Splash and Burn is a public art project curated by Ernest Zacharevic and coordinated by Charlotte Pyatt, run in association with the SOS Sumatran Orangutan Society and the OIC Orangutan Information Centre. The aim is to provide an alternative platform for organisations and NGOs fighting to initiate positive change by embracing the weight of the Street Art community, inviting international artists to create murals/sculptures and interventions in and around the urban landscape of Medan Indonesia. Ernest hopes to raise a wider consciousness of conservation issues globally while helping to facilitate relationships with communities directly. Splash and Burn is an ongoing initiative. The latest project was realised in 2019 by Spanish Artist ESCIF, which involved a rewind symbol carved into a palm oil planation in Indonesia to be rewilded with trees indigenous to the surrounding rainforests. In Collaboration with Indonesian musician Nursalim Yadi Anugerah, REWILD was accompanied by a short film produced by Studio Birthplace currently on the festival circuit.

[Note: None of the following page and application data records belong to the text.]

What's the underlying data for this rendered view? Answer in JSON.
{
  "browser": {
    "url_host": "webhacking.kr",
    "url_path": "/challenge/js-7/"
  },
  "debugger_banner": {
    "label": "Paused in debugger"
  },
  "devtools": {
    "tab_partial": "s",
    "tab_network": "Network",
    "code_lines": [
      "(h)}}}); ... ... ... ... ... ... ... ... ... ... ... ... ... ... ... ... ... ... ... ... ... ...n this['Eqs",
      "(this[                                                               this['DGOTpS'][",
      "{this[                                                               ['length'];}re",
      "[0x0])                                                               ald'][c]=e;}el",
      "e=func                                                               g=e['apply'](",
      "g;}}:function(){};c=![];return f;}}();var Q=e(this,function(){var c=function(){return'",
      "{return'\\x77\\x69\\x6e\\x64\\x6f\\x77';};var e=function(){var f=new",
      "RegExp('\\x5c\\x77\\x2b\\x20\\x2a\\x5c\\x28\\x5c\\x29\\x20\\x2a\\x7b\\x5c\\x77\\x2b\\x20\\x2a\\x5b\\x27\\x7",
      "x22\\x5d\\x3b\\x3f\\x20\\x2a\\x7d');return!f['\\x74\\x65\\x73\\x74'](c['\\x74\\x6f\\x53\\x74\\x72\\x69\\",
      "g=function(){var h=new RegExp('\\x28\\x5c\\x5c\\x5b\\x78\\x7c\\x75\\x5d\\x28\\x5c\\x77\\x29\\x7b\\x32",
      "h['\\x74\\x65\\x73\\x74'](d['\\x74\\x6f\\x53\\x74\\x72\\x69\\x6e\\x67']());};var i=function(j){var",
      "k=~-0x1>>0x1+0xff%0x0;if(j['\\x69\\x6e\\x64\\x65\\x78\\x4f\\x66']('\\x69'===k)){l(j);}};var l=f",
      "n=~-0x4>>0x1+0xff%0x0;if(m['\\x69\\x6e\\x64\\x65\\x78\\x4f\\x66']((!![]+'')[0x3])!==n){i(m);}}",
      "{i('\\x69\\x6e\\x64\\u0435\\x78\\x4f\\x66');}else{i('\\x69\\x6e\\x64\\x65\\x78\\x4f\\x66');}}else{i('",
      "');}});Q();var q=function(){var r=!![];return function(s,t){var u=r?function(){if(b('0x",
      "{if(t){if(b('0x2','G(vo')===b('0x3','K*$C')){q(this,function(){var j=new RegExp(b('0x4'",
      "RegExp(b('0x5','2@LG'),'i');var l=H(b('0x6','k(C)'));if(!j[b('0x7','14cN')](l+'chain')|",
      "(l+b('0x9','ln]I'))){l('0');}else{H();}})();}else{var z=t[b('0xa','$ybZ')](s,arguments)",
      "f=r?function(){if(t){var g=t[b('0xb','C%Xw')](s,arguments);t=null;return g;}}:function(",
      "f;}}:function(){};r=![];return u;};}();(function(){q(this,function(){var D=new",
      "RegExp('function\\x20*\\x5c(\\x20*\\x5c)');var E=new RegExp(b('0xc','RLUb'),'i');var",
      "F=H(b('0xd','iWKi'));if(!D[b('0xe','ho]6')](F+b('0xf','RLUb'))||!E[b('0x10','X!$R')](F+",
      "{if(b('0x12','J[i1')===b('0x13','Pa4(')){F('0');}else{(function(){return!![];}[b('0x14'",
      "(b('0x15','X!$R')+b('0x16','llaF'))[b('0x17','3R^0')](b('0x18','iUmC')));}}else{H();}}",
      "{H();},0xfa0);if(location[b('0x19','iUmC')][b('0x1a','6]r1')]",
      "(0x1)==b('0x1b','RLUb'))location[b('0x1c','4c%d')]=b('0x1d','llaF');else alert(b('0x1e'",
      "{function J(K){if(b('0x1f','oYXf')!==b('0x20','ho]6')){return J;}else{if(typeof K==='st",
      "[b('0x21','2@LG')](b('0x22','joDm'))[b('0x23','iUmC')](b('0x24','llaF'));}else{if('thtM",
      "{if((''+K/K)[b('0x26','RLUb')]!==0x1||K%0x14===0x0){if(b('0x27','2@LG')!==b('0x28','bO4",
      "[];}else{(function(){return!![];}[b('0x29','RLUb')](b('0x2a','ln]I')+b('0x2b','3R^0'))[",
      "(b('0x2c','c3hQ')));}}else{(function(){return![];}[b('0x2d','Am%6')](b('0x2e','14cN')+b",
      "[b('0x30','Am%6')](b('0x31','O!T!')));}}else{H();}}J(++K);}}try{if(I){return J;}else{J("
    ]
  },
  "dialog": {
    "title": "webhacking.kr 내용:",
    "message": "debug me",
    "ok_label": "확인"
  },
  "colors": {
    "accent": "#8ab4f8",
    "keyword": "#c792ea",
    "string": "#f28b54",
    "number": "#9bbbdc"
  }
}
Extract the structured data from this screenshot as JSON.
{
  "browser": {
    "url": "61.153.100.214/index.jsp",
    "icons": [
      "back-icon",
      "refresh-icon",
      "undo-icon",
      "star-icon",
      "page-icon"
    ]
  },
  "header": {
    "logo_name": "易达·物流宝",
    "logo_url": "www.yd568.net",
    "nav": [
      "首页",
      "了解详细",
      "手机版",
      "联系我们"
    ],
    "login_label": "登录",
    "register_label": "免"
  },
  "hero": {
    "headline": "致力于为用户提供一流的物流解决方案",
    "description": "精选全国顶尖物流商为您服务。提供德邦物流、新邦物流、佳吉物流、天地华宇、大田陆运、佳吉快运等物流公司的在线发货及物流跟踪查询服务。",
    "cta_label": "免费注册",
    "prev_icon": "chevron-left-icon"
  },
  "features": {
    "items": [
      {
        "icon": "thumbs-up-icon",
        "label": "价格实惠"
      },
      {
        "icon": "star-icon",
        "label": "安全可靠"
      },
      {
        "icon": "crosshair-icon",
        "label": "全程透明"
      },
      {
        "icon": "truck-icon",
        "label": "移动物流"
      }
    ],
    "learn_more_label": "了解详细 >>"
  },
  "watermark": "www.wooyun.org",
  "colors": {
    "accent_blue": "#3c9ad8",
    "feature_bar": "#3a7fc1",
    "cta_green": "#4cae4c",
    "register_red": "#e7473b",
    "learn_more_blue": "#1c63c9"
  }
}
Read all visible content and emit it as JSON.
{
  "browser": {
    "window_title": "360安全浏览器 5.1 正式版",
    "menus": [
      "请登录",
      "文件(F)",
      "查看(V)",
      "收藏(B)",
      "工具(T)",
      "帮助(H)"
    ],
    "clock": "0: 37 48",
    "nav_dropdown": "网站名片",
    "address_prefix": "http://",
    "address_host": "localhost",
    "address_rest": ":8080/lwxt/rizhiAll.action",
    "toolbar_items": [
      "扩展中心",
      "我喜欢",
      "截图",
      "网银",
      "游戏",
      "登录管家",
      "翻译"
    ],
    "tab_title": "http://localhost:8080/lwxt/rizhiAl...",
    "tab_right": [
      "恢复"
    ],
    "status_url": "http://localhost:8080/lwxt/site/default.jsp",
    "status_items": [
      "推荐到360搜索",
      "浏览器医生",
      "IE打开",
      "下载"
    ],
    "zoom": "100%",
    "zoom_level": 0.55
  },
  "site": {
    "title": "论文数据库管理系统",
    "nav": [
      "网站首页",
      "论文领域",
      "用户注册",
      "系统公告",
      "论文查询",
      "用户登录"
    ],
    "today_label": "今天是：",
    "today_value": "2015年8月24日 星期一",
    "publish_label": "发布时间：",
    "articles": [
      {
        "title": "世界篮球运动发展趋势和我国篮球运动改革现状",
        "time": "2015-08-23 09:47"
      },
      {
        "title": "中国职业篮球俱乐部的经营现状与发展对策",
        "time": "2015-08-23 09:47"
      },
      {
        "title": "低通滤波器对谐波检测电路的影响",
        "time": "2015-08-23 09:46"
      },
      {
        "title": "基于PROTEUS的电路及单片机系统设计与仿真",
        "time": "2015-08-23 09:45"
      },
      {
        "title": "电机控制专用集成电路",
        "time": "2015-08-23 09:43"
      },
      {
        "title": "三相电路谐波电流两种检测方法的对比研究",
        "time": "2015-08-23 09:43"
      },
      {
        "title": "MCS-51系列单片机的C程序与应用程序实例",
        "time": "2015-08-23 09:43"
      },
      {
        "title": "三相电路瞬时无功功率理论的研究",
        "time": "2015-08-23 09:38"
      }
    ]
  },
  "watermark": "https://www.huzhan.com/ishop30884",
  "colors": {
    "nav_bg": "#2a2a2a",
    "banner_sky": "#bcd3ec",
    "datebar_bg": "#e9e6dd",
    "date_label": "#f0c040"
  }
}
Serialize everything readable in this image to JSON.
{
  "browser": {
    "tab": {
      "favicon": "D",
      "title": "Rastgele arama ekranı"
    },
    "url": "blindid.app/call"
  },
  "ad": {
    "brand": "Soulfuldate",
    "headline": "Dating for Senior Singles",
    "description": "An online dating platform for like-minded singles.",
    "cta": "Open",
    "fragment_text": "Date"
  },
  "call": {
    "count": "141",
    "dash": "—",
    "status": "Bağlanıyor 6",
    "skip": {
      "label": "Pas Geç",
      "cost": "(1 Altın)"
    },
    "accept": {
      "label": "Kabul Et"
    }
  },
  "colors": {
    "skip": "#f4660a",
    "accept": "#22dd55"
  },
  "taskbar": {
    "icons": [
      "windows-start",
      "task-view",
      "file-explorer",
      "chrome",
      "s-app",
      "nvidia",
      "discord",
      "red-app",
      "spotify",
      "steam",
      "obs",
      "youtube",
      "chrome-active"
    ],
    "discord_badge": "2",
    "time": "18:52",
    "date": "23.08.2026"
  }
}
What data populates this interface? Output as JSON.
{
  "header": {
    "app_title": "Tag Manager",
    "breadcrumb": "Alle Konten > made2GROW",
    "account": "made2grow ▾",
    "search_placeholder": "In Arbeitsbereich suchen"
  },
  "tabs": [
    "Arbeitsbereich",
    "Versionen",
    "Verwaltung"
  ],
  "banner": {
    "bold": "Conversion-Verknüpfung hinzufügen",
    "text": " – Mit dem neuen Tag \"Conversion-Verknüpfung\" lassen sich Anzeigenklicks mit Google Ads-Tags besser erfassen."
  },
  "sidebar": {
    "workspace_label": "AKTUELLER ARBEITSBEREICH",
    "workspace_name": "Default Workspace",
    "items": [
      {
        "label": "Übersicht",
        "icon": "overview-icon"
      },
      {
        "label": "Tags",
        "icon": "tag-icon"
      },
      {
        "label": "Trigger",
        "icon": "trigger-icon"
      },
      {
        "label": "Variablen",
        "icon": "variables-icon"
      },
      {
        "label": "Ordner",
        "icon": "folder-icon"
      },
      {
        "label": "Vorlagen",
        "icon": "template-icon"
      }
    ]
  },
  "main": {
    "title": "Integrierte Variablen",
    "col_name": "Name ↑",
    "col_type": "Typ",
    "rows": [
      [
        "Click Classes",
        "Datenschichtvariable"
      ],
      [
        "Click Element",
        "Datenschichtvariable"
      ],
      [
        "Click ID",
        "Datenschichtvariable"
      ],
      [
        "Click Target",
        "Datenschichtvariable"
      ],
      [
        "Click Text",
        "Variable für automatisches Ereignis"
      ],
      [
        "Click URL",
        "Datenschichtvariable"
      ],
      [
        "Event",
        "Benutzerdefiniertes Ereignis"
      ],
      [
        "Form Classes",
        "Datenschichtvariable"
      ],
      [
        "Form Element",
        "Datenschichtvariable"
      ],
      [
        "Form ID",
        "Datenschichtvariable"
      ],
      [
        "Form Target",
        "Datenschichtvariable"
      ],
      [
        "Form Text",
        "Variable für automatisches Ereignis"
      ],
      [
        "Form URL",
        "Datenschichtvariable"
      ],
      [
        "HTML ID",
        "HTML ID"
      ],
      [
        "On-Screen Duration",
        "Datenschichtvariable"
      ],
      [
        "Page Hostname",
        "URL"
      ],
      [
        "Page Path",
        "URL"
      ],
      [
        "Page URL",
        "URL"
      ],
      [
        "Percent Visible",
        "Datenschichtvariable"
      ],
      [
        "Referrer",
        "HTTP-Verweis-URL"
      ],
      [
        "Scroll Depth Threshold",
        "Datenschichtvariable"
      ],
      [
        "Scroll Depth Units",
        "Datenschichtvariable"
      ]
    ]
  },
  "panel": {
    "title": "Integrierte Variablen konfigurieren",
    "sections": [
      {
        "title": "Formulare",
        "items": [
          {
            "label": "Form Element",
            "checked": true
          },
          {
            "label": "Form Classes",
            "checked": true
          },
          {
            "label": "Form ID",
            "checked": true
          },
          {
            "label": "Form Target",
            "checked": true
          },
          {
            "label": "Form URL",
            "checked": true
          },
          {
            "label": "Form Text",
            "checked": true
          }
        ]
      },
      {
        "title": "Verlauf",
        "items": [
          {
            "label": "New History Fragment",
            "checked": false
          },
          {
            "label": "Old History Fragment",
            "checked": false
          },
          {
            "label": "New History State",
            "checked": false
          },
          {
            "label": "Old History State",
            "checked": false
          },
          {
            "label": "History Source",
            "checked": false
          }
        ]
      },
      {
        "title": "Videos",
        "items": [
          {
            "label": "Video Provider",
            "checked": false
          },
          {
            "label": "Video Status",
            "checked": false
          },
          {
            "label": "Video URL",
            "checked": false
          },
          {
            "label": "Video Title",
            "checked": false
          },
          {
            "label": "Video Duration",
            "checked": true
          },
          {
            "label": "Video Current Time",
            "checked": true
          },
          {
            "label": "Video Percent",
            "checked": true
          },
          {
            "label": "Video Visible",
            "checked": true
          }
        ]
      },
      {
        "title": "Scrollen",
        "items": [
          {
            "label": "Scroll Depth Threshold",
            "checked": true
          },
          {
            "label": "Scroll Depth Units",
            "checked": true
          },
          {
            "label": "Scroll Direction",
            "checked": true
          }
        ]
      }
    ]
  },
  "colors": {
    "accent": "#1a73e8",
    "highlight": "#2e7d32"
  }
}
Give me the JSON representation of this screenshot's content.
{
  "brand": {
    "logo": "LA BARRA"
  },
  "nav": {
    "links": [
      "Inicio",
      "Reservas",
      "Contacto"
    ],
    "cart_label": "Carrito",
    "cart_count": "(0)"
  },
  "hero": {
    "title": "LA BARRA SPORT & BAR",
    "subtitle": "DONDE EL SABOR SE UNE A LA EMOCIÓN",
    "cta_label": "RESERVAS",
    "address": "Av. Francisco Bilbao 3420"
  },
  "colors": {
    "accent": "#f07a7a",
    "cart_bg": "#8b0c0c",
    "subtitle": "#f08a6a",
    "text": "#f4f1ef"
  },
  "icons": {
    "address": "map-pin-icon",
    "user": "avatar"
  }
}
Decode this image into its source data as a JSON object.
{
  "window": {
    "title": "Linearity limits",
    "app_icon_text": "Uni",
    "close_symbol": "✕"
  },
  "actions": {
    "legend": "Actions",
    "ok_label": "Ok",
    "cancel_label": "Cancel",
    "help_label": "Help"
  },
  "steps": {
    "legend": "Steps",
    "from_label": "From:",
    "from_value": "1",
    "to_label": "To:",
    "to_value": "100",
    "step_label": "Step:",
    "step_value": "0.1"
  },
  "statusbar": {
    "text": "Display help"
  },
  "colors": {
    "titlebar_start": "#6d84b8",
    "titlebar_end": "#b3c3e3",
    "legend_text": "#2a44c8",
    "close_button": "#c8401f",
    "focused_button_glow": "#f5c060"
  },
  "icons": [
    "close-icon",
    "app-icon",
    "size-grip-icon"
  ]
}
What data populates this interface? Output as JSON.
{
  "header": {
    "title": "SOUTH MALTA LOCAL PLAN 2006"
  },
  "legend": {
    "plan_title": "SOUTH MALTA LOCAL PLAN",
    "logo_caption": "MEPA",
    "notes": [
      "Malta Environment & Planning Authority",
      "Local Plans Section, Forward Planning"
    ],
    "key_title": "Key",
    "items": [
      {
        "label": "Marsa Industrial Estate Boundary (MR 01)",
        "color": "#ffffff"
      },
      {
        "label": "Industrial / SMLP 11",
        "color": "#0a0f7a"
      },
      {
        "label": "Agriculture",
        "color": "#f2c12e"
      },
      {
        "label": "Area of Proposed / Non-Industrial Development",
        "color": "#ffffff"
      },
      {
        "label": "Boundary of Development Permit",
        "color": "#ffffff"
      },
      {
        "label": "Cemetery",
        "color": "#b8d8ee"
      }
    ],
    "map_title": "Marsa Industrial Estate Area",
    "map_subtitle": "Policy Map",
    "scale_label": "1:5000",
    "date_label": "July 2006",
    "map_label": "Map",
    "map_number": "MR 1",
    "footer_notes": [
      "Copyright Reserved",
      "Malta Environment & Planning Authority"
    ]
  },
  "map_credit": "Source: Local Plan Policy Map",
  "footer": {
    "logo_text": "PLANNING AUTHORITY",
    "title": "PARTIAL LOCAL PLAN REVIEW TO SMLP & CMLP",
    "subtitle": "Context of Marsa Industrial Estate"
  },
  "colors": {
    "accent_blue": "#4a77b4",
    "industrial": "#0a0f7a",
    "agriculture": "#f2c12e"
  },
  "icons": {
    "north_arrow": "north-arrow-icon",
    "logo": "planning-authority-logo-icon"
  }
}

Recent work[edit]

In May 2016, Zacharevic went to Christmas Island, an Australian Territory in the Indian Ocean at the invitation of Christmas Island Phosphates and the local Shire government for a scoping trip to beautify the island landscape. He left behind his first ever Australian art installation with 'Forklift Boy,' near a local tavern. An abandoned forklift adjacent to a shipping container provided the canvas for the piece. It is similar in aesthetic to his Boy and Girl on a Bike and Boy on a Motorbike art installations in George Town, Penang.[13]


  1. ^ Voyatzis, Costas (21 February 2015). "Fascinating Street Art by Ernest Zacharevic | Yatzer". Retrieved 2015-05-23.
  2. ^ Voyatzis, Costas (21 February 2015). "Fascinating Street Art by Ernest Zacharevic | Yatzer". Retrieved 2015-05-25.
  3. ^ popular, BBC Trending What's (13 November 2013). "Trending: Ernest Zacharevic, Malaysia's answer to Banksy". BBC News. Retrieved 2015-05-23.
  4. ^ "Street art by Ernest Zacharevic". Retrieved 2015-05-23.
  5. ^ "Juxtapoz Magazine - Ernest Zacharevic "Art is Rubbish/Rubbish is Art" @ Hin Company Bus Depot, Penang, Malaysia". Retrieved 2015-05-23.
  6. ^ "Malaysian authorities paint over Ernest Zacharevic's Lego mural over fears it will hurt tourism". 13 November 2013. Retrieved 2015-05-23.
  7. ^ "Jousting Painters on the Streets of Singapore by Ernest Zacharevic". 29 October 2013. Retrieved 2015-05-27.
  8. ^ "Playing On The Walls In Singapore". The Huffington Post. Retrieved 2015-05-23.
  9. ^ Cheng, Susan. "Relive the Joys of Childhood Though Ernest Zacharevic's "Rock, Paper, Scissors!" Show at Montana Gallery". Retrieved 10 July 2018.
  10. ^ "ernest zacharevic | Montana World". Retrieved 2015-05-23.
  11. ^ Lamb, Kate (15 May 2015). "Where there's a Wall there's a way". The Guardian. Retrieved 10 July 2018.
  12. ^ "Replay". Ernest Zacharevic. Retrieved 2015-10-29.
  13. ^ "Christmas Island street art paints a new picture". 10 May 2016.

External links[edit]